To do
The answer is all of the entries below, repeated exactly and free of pictures.

Material shown

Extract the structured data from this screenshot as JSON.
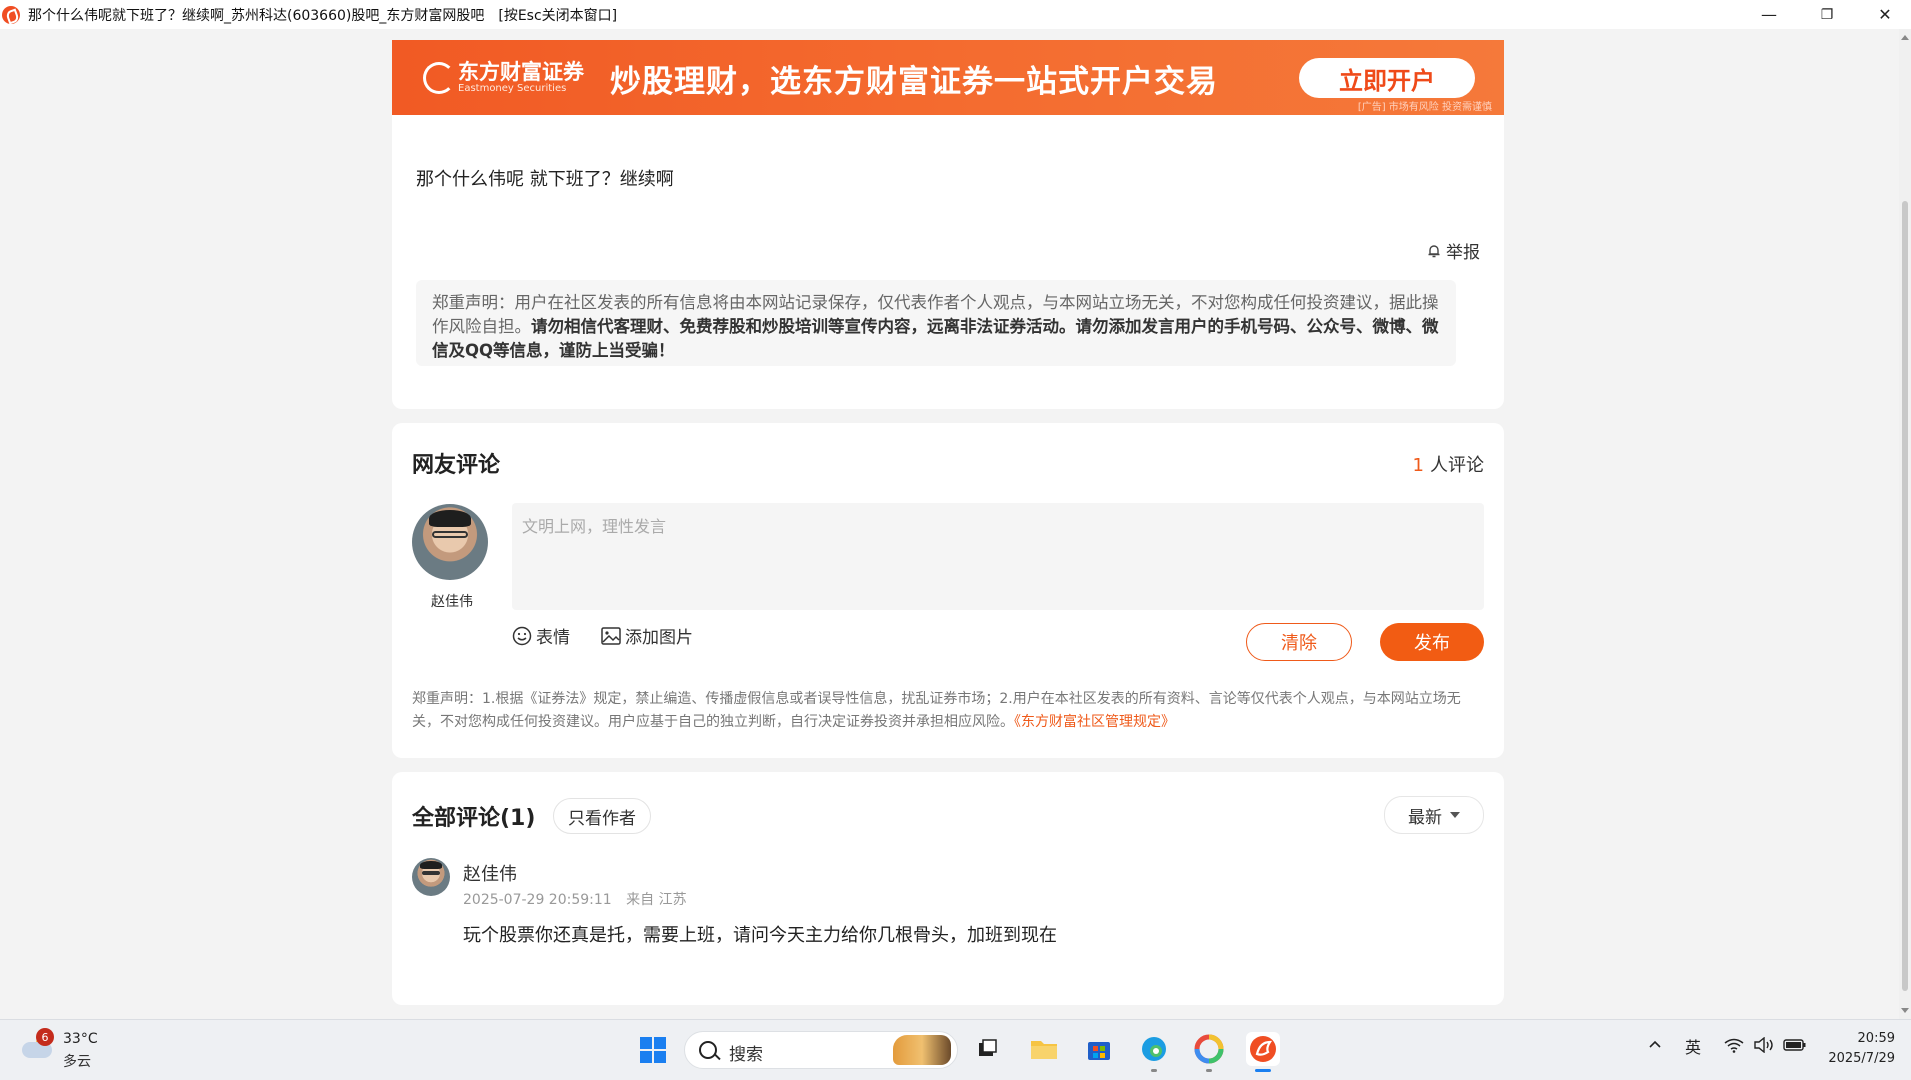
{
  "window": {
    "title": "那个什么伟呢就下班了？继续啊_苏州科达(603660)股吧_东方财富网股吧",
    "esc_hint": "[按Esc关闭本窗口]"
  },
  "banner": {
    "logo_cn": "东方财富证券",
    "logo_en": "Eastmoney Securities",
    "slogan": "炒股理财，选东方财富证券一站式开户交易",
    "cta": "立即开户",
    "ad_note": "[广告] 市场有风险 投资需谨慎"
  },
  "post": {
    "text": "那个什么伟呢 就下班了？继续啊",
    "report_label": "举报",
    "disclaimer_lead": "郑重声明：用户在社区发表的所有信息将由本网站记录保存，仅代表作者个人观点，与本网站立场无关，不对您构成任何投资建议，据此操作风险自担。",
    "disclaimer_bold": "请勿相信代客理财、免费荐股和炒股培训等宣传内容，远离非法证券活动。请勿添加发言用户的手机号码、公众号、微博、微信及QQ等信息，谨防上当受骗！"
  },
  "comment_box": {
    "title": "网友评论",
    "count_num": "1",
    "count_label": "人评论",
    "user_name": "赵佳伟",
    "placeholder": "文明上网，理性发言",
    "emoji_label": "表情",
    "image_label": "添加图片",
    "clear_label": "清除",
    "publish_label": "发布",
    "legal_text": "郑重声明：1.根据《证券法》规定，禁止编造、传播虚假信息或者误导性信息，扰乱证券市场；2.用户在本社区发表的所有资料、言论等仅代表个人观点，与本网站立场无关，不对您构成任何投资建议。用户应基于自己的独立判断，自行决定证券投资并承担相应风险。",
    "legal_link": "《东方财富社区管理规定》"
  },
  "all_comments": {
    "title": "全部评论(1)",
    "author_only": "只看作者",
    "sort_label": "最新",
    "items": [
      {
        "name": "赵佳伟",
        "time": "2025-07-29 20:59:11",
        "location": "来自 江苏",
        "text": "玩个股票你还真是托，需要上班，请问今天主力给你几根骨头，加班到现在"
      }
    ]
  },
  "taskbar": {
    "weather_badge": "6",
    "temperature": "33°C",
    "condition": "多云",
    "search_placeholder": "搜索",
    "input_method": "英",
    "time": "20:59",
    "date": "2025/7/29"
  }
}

Task response
Extract the structured data from this screenshot as JSON.
{
  "window": {
    "title": "那个什么伟呢就下班了？继续啊_苏州科达(603660)股吧_东方财富网股吧",
    "esc_hint": "[按Esc关闭本窗口]"
  },
  "banner": {
    "logo_cn": "东方财富证券",
    "logo_en": "Eastmoney Securities",
    "slogan": "炒股理财，选东方财富证券一站式开户交易",
    "cta": "立即开户",
    "ad_note": "[广告] 市场有风险 投资需谨慎"
  },
  "post": {
    "text": "那个什么伟呢 就下班了？继续啊",
    "report_label": "举报",
    "disclaimer_lead": "郑重声明：用户在社区发表的所有信息将由本网站记录保存，仅代表作者个人观点，与本网站立场无关，不对您构成任何投资建议，据此操作风险自担。",
    "disclaimer_bold": "请勿相信代客理财、免费荐股和炒股培训等宣传内容，远离非法证券活动。请勿添加发言用户的手机号码、公众号、微博、微信及QQ等信息，谨防上当受骗！"
  },
  "comment_box": {
    "title": "网友评论",
    "count_num": "1",
    "count_label": "人评论",
    "user_name": "赵佳伟",
    "placeholder": "文明上网，理性发言",
    "emoji_label": "表情",
    "image_label": "添加图片",
    "clear_label": "清除",
    "publish_label": "发布",
    "legal_text": "郑重声明：1.根据《证券法》规定，禁止编造、传播虚假信息或者误导性信息，扰乱证券市场；2.用户在本社区发表的所有资料、言论等仅代表个人观点，与本网站立场无关，不对您构成任何投资建议。用户应基于自己的独立判断，自行决定证券投资并承担相应风险。",
    "legal_link": "《东方财富社区管理规定》"
  },
  "all_comments": {
    "title": "全部评论(1)",
    "author_only": "只看作者",
    "sort_label": "最新",
    "items": [
      {
        "name": "赵佳伟",
        "time": "2025-07-29 20:59:11",
        "location": "来自 江苏",
        "text": "玩个股票你还真是托，需要上班，请问今天主力给你几根骨头，加班到现在"
      }
    ]
  },
  "taskbar": {
    "weather_badge": "6",
    "temperature": "33°C",
    "condition": "多云",
    "search_placeholder": "搜索",
    "input_method": "英",
    "time": "20:59",
    "date": "2025/7/29"
  }
}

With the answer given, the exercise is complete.